• Provided information:
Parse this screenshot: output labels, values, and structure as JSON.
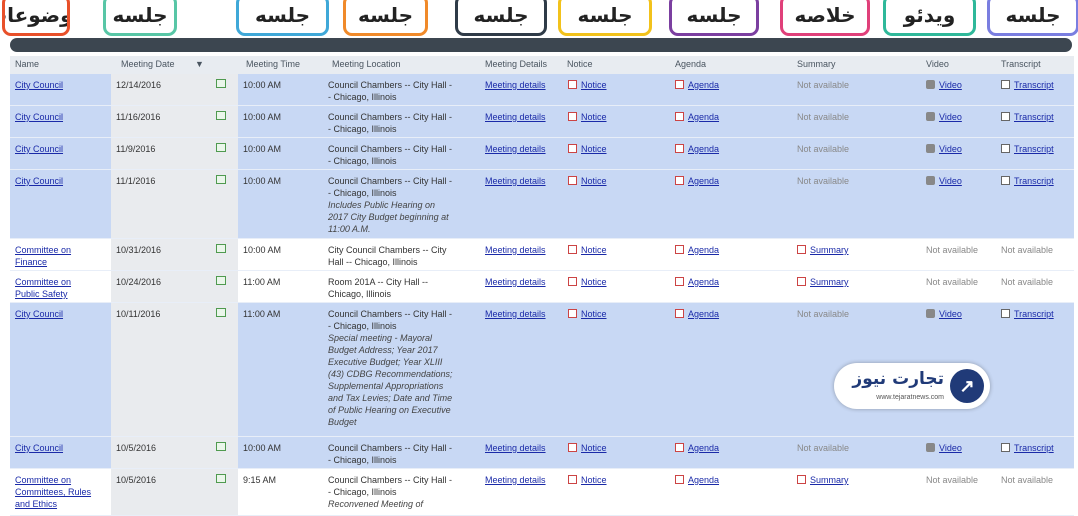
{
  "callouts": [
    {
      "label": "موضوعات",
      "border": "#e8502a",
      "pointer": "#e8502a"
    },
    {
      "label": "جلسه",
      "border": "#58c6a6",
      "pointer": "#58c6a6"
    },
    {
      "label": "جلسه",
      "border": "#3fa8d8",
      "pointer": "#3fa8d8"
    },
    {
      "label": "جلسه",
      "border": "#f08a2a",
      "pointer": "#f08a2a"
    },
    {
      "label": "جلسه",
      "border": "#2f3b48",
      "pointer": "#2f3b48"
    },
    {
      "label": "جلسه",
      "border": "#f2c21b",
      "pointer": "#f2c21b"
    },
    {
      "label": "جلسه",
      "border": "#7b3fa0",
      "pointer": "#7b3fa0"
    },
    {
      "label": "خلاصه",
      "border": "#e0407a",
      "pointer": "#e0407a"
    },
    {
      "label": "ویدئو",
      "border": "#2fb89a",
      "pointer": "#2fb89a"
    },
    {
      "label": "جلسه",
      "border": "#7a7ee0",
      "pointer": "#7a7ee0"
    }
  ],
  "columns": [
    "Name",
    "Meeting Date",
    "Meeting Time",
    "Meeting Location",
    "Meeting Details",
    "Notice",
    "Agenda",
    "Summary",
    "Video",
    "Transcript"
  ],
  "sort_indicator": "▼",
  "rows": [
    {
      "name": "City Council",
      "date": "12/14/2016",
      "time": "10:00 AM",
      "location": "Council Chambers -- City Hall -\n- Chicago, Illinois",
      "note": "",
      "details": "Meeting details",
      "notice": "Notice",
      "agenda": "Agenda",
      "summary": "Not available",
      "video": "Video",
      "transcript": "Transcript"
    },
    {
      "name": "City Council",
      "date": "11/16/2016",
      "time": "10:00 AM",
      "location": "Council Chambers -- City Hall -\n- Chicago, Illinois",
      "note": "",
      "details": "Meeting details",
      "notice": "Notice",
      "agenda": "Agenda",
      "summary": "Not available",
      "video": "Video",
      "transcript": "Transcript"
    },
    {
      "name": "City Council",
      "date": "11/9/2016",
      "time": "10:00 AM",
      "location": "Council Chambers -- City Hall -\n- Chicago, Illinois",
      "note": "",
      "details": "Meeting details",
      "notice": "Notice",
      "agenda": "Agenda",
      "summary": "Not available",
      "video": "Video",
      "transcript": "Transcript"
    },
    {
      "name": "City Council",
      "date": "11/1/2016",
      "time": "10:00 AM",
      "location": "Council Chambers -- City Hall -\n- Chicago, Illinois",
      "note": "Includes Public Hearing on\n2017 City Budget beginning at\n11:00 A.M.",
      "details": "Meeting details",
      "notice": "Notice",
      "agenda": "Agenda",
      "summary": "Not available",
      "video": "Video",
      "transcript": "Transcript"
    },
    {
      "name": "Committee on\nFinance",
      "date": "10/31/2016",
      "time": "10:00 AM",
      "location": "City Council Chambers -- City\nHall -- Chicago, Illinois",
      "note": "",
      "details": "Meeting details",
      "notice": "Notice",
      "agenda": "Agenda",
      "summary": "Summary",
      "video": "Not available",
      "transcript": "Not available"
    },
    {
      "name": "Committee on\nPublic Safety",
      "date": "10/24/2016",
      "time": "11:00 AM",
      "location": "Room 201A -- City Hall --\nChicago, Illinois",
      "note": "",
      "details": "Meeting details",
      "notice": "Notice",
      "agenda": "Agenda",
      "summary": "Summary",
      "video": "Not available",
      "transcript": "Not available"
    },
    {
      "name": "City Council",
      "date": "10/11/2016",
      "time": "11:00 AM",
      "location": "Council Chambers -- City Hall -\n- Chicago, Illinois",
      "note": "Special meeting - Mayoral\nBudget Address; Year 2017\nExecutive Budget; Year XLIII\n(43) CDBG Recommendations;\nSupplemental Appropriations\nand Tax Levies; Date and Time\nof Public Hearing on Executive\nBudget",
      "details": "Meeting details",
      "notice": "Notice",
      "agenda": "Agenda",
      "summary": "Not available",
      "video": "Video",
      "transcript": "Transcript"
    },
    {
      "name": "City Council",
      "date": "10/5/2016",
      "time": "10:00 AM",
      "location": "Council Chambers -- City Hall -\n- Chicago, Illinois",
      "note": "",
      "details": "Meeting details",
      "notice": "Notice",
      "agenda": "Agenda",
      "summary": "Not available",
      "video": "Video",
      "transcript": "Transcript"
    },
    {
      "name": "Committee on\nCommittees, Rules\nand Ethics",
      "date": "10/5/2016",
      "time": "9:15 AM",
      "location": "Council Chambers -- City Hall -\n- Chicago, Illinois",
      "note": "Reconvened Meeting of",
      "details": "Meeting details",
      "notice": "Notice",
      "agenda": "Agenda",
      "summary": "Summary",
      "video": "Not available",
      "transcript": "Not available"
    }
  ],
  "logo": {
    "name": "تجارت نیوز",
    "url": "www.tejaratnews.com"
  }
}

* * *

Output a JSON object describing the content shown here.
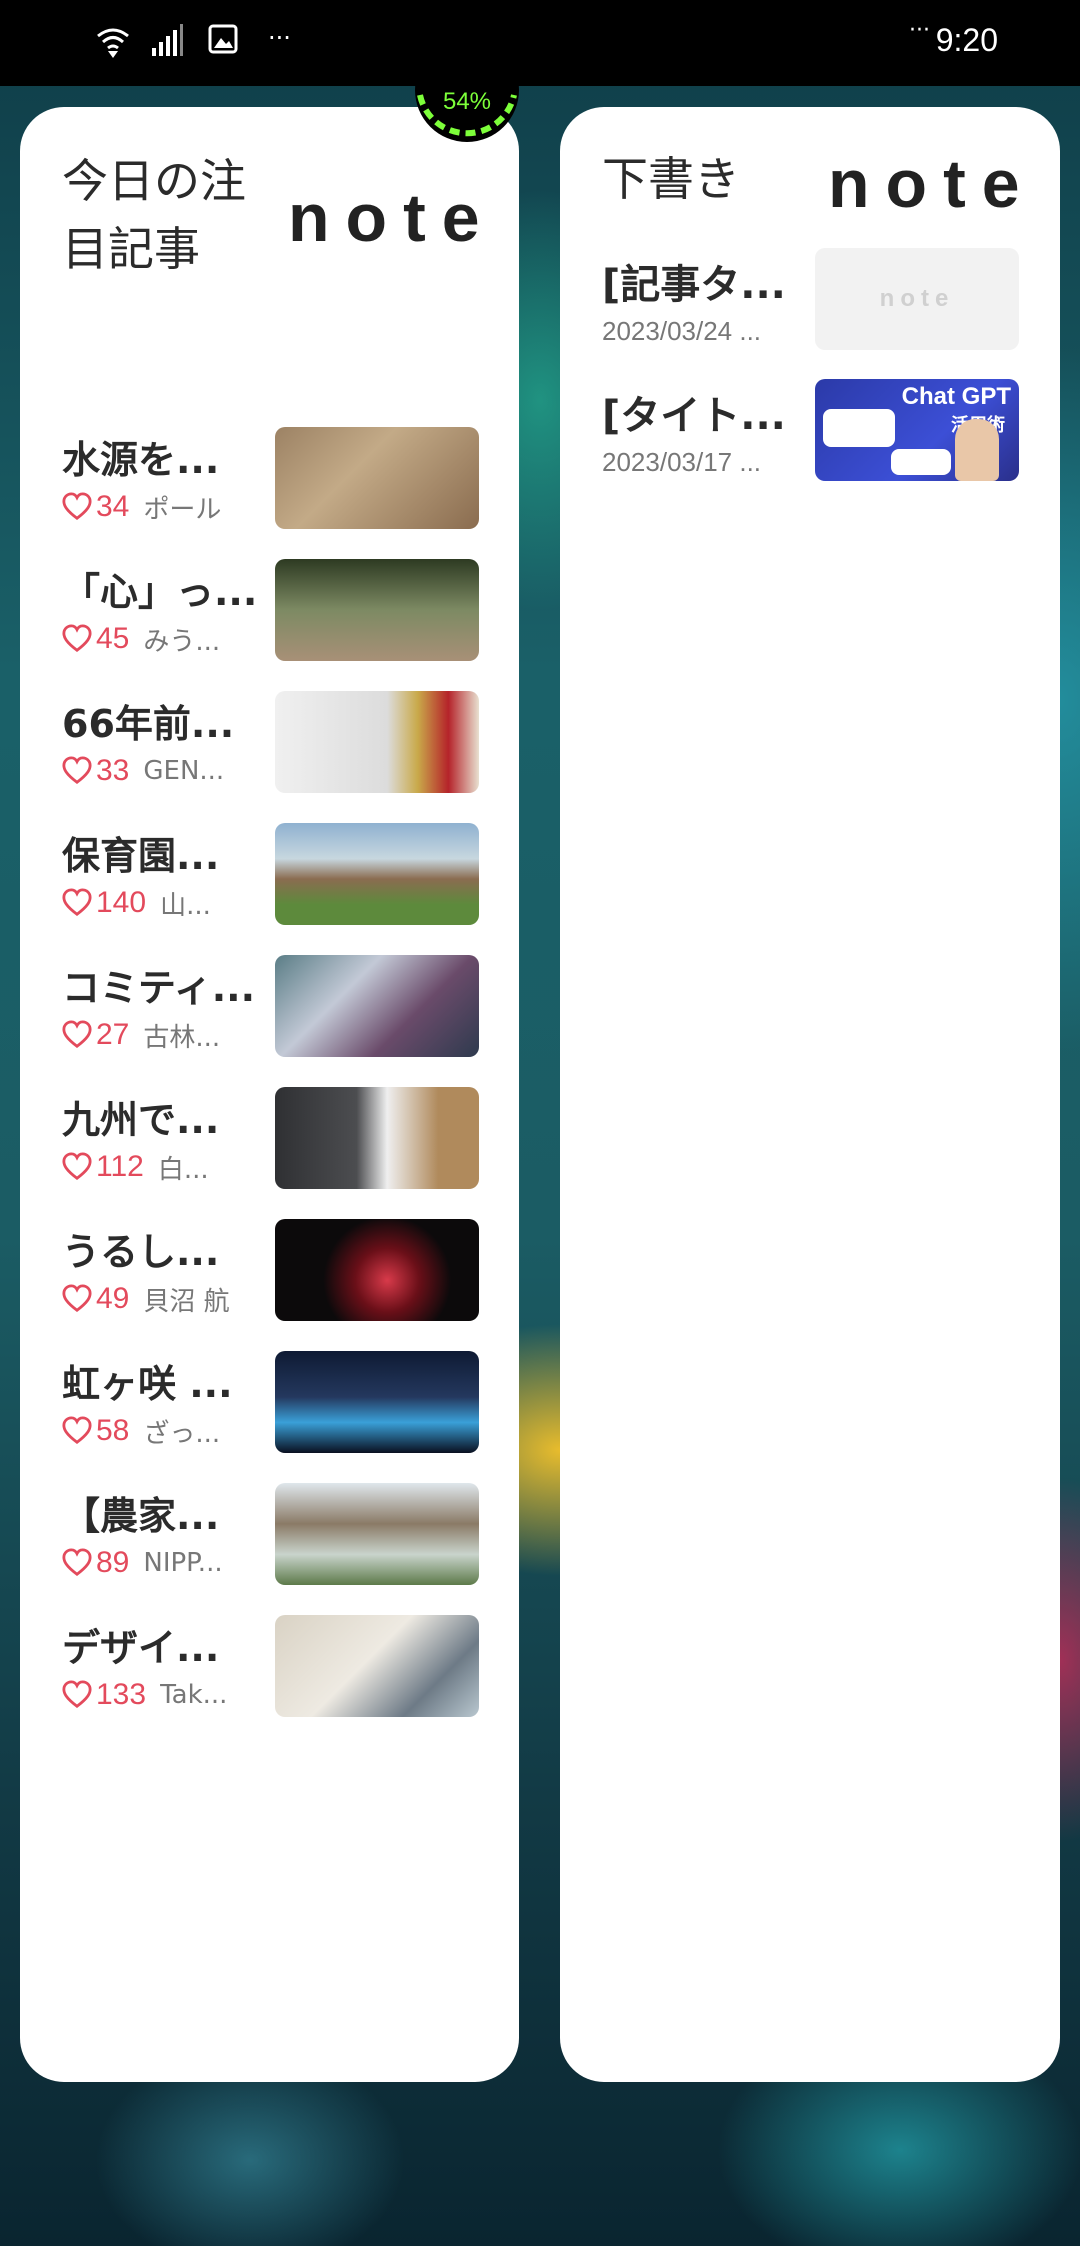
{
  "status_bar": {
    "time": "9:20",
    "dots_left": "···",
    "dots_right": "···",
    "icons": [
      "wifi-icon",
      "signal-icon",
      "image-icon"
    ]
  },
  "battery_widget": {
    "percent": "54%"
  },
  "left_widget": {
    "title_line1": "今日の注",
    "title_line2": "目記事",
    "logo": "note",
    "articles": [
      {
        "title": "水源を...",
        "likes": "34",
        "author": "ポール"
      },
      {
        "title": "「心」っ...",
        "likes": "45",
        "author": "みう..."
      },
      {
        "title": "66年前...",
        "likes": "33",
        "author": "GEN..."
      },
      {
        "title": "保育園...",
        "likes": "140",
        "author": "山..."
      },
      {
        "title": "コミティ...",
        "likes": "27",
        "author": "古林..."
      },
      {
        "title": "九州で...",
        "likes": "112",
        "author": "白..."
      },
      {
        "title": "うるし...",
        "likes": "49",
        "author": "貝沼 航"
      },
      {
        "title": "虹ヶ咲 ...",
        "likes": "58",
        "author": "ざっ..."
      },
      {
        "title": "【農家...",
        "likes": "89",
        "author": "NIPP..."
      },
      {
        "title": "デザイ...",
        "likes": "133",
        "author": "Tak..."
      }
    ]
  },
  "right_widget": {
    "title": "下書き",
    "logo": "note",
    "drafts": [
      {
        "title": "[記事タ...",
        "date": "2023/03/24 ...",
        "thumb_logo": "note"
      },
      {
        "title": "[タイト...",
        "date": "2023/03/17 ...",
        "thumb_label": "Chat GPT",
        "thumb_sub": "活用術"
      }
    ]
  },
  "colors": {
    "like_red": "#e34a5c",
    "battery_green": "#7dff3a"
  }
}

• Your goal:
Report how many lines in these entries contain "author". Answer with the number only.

• Exercise answer:
10